Can we see the future of the music industry in China? I hope not.

We could read in the latest Economist edition that the worse-case scenario of the music industry has already come to pass:

Chinese consumers “won’t pay a penny” for recorded music, says Gary Chen. The music promoter turned digital entrepreneur ought to know. In 2006 he launched Top100.cn, a website which offered a choice of à la carte music downloads and monthly subscriptions. Its prices were low—but not low enough. Chinese music fans were raised on knockoff CDs and are now accustomed to getting hold of music for nothing on file-sharing websites. China will soon have the world’s second-biggest economy, but its legitimate music market is tiny (see chart). So Mr Chen changed tack. Last year Top100 began to offer Chinese internet users free MP3 music downloads, supported by advertisements. This year Mr Chen reckons he will sell about 10m yuan ($1.5m) in advertising. That would be a trivial sum in America or Britain. In a country where sales of recorded music amounted to just $75m last year, it is not at all bad.”

In the case of the monetisation of music, looking to China could be a bit like looking into a crystal ball. At least, the development of the Chinese music industry is certainly worth keeping an eye on. Here, because of the rampant piracy, they may be forced to innovate to make money off of their music. This means China might function as a test market, a place where music business models are experimented with, tried and tested, before the music markets of the West are desperate enough to do the same. Hence, perhaps they’ll find a solution that works and that can be replicated in Europe and US?

The British music business, on the other hand,  was recently reported to have finally begun growing again.

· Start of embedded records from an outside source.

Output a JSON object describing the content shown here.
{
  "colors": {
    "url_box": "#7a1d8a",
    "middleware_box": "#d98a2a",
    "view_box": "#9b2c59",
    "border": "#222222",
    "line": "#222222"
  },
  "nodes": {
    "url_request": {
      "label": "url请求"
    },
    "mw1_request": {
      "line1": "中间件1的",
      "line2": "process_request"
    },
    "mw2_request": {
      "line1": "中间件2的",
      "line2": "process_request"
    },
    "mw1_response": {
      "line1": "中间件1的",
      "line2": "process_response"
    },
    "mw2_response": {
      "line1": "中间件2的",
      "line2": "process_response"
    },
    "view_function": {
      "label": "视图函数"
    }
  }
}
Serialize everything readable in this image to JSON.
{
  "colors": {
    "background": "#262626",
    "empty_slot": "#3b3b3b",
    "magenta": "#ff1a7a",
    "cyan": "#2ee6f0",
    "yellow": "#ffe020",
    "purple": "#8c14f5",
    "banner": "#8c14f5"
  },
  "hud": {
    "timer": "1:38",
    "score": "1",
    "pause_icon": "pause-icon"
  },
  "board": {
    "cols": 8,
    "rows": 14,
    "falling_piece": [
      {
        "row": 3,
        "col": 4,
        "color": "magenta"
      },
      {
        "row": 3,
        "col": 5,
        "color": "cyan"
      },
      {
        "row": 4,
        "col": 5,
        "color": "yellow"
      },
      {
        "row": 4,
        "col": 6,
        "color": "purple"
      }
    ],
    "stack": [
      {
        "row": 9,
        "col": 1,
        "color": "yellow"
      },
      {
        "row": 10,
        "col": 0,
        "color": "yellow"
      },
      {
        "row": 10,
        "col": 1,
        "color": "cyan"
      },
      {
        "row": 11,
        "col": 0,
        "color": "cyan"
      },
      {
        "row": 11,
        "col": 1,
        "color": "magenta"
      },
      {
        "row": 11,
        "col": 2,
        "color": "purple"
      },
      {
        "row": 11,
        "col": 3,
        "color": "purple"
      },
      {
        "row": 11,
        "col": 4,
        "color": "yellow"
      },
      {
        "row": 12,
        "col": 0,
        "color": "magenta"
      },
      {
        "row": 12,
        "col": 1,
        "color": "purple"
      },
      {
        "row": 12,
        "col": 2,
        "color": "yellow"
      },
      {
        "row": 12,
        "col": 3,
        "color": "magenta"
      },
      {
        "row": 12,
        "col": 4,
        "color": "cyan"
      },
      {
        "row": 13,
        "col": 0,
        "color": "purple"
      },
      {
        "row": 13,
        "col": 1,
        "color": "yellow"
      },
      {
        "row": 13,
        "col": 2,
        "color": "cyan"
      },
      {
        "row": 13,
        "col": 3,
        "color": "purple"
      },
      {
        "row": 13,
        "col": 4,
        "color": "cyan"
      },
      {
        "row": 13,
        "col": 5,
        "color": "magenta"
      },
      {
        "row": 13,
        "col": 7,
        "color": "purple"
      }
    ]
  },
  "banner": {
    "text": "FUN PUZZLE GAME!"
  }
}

However, this growth is almost only on the back of spectacular live concerts, merchandise and new, innovative partnerships between brands and artists. This probably points to the future of the music industry. Through marketing agencies (not record companies) or the likes, acting like middlemen, the musicians will create a range of different revenue streams by tapping into their enormous abilities to affect and inspire people. These channels musicians have into people’s hearts and minds are a match made in heaven for branding and advertising purposes. This is well exemplified by the band OK Go and its viral video hits online. They have been sponsored by for example the insurance company State Farm, in a case where the record company EMI were the ones fighting evolution by limiting the possibilities of online sharing. Don’t sell music, use music to sell.